Redistricting is a process that uses population data to redraw electoral districts or boundary lines within a state based on changes in population. The process affects districts at various levels of government, including the U.S. House of Representatives, state legislatures, city councils, county commissions or councils and local school boards.
Apportionment is a requirement of Article 1 of the U.S. Constitution that allocates the number of seats within the U.S. House of Representative to states based on their populations. Reapportionment does not involve the drawing of boundaries for specific congressional districts. Once the number of House representatives is determined, specific electoral districts from which representatives are to be elected are created through the process of redistricting. The U.S. Census Bureau must submit the apportionment results to the President of the United States by Dec. 31 of the Census year.
In accordance with P.L. (Public Law) 94-171, the U.S. Census Bureau must deliver the census data to each state within one year of collecting data for the decennial, or 10-year, census. Since the Census Day for population counting was held April 1, 2010, the Census Bureau must do so by April 1, 2011. Because of a new state law (See "What is the 'No Representation Without Population Act of 2010?'" below), Maryland will adjust the Census data given to the state by the U.S. Census Bureau.
As with all states, Maryland redistricts every 10 years after the decennial census is completed.
Both the Maryland Constitution and statutes are silent on the matter of congressional redistricting.
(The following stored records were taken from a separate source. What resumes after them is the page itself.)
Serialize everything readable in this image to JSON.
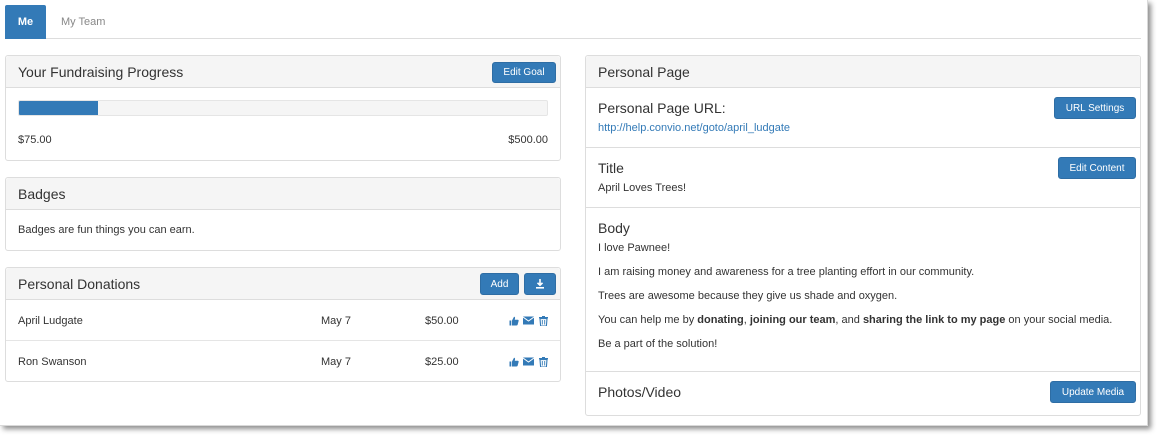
{
  "tabs": [
    {
      "label": "Me",
      "active": true
    },
    {
      "label": "My Team",
      "active": false
    }
  ],
  "fundraising": {
    "title": "Your Fundraising Progress",
    "edit_goal_label": "Edit Goal",
    "raised": "$75.00",
    "goal": "$500.00",
    "progress_fraction": 0.15
  },
  "badges": {
    "title": "Badges",
    "text": "Badges are fun things you can earn."
  },
  "donations": {
    "title": "Personal Donations",
    "add_label": "Add",
    "download_icon": "download-icon",
    "rows": [
      {
        "name": "April Ludgate",
        "date": "May 7",
        "amount": "$50.00"
      },
      {
        "name": "Ron Swanson",
        "date": "May 7",
        "amount": "$25.00"
      }
    ],
    "row_icons": [
      "thumbs-up-icon",
      "envelope-icon",
      "trash-icon"
    ]
  },
  "personal_page": {
    "title": "Personal Page",
    "url_section": {
      "label": "Personal Page URL:",
      "button": "URL Settings",
      "url": "http://help.convio.net/goto/april_ludgate"
    },
    "title_section": {
      "label": "Title",
      "button": "Edit Content",
      "value": "April Loves Trees!"
    },
    "body_section": {
      "label": "Body",
      "lines": [
        "I love Pawnee!",
        "I am raising money and awareness for a tree planting effort in our community.",
        "Trees are awesome because they give us shade and oxygen.",
        "Be a part of the solution!"
      ],
      "help_line": {
        "prefix": "You can help me by ",
        "bold1": "donating",
        "sep1": ", ",
        "bold2": "joining our team",
        "sep2": ", and ",
        "bold3": "sharing the link to my page",
        "suffix": " on your social media."
      }
    },
    "media_section": {
      "label": "Photos/Video",
      "button": "Update Media"
    }
  },
  "colors": {
    "primary": "#337ab7",
    "panel_heading_bg": "#f5f5f5",
    "border": "#dddddd"
  }
}
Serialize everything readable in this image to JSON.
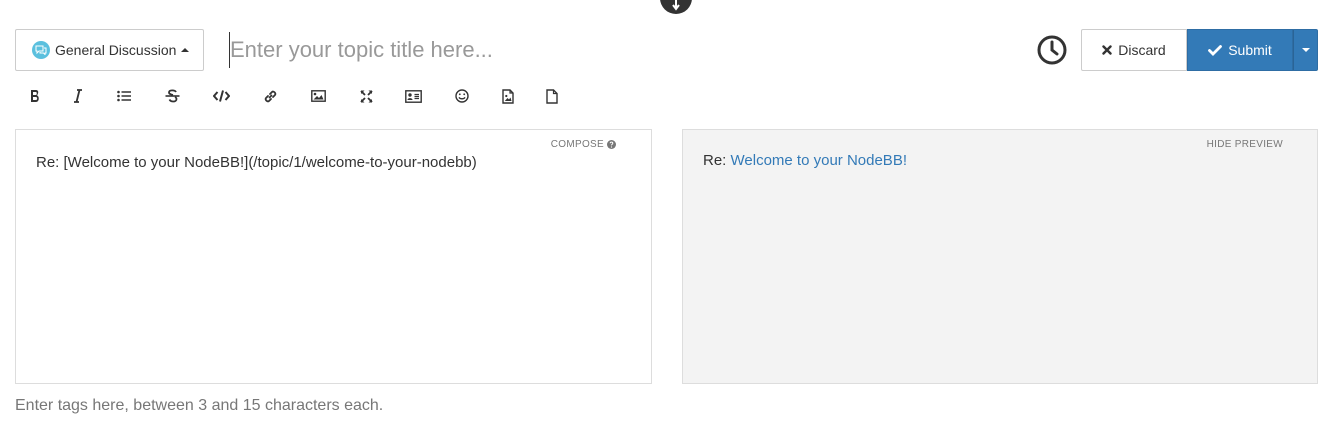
{
  "composer": {
    "category": {
      "label": "General Discussion",
      "icon": "comments-icon",
      "icon_color": "#5bc0de"
    },
    "title_input": {
      "placeholder": "Enter your topic title here...",
      "value": ""
    },
    "actions": {
      "discard_label": "Discard",
      "submit_label": "Submit",
      "submit_color": "#337ab7"
    },
    "toolbar": [
      {
        "name": "bold-icon"
      },
      {
        "name": "italic-icon"
      },
      {
        "name": "list-icon"
      },
      {
        "name": "strikethrough-icon"
      },
      {
        "name": "code-icon"
      },
      {
        "name": "link-icon"
      },
      {
        "name": "image-icon"
      },
      {
        "name": "fullscreen-icon"
      },
      {
        "name": "thumbnail-icon"
      },
      {
        "name": "emoji-icon"
      },
      {
        "name": "upload-image-icon"
      },
      {
        "name": "upload-file-icon"
      }
    ],
    "compose": {
      "help_label": "COMPOSE",
      "text": "Re: [Welcome to your NodeBB!](/topic/1/welcome-to-your-nodebb)"
    },
    "preview": {
      "toggle_label": "HIDE PREVIEW",
      "prefix": "Re: ",
      "link_text": "Welcome to your NodeBB!"
    },
    "tags_input": {
      "placeholder": "Enter tags here, between 3 and 15 characters each."
    }
  }
}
Congress has given state legislatures authority to redistrict congressional seats. The congressional districts are required by federal law to be single member districts.. The 14th Amendment to the U.S. Constitution and the federal Voting Rights Act (Section 2) also apply to congressional redistricting. The Maryland congressional plan is introduced as a regular bill in the General Assembly and must be passed by both houses and signed by the Governor who has veto power over the plan.
Maryland, like every other state, has two U.S. senators.
Maryland has eight Congressional seats.
When Congress convenes in the year following the Census, the president must transmit to the state legislative body a statement of the apportionment of the 435 seats in the U.S. House of Representative among the states. The number of representatives allocated to each state is based on the Census results and determined by the "method of equal proportions." Each state is guaranteed at least one representative. The remaining 385 seats are divided among the states through a mathematical formula based on population.
Article III, Section 5 of the Maryland Constitution requires the Governor to prepare a legislative districting plan following the decennial census. The Governor must present the plan to the President of the Senate and the Speaker of the House of Delegates. The presiding officers must have the plan introduced as a joint resolution on the first day of the regular session in the second year following the decennial census (In this case that will be January 11, 2012). If the General Assembly has not adopted another redistricting plan by the 45th day of the session, the Governor's plan as presented becomes law.
The Maryland General Assembly has 47 members in the State Senate who are apportioned equally based on the state's modified Census population in accordance with Maryland state law.
The Maryland General Assembly has 141 members in the House of Delegates.
The Delegate districts are "nested" within the Senate districts. In Maryland, there are 3 delegates for each Senate district. The Delegate districts may be a 3 member at-large district, a district subdivided into three single-member districts or a one single-member district and one multi-member district.
For the purposes of redistricting, the No Representation Without Population Act (the "Act) requires prisoners in state or federal prisons to be counted as residents of their last known address before incarceration. The Act also requires Maryland to exclude those federal or state prisoners who were not State residents prior to their incarceration from the count to determine legislative districts. The Act applies to legislative districts for the U.S. Congress, General Assembly, and county and municipal governing bodies.
A Governor's Redistricting Advisory Committee historically has been created to review state and congressional redistricting plans and to develop plan recommendations for the Governor. Governor Martin O'Malley appointed a Governor's Redistricting Advisory Committee on July 4.
Yes. The Governor's Redistricting Advisory Committee adopted guidelines for the submission of redistricting plans by citizens and interest groups. These guidelines establish the preferred format for these plans as well as the procedure for submitting these plans to the Committee.
Yes, the Governor's Redistricting Advisory Committee has released a schedule of 12 public hearings throughout Maryland. Advance sign-in for public testimony, driving directions and other information can be accessed at http://planning.maryland.gov/redistricting/2010/publicHearings.shtml
The Maryland Department of Planning (MDP) provides staff support to the Governor's office and the Governor's Redistricting Advisory Committee. It prepares and assists with customizing maps and statistical data reports needed to develop the Congressional and Legislative redistricting plans. The Department also analyzes all plans submitted to the Advisory Committee. MDP is also the repository for all redistricting plans submitted for recommendation.
The Maryland Department of Legislative Services provides staff support necessary for redistricting to the members of the General Assembly, including assistance with drafting plan submissions or amendments to the Governor's plans. It also analyzes plans submitted to the General Assembly by the general public and interest groups.
The Maryland State Board of Elections is responsible for conducting elections based on the new redistricted boundary lines.
This page was last updated: 2013-01-03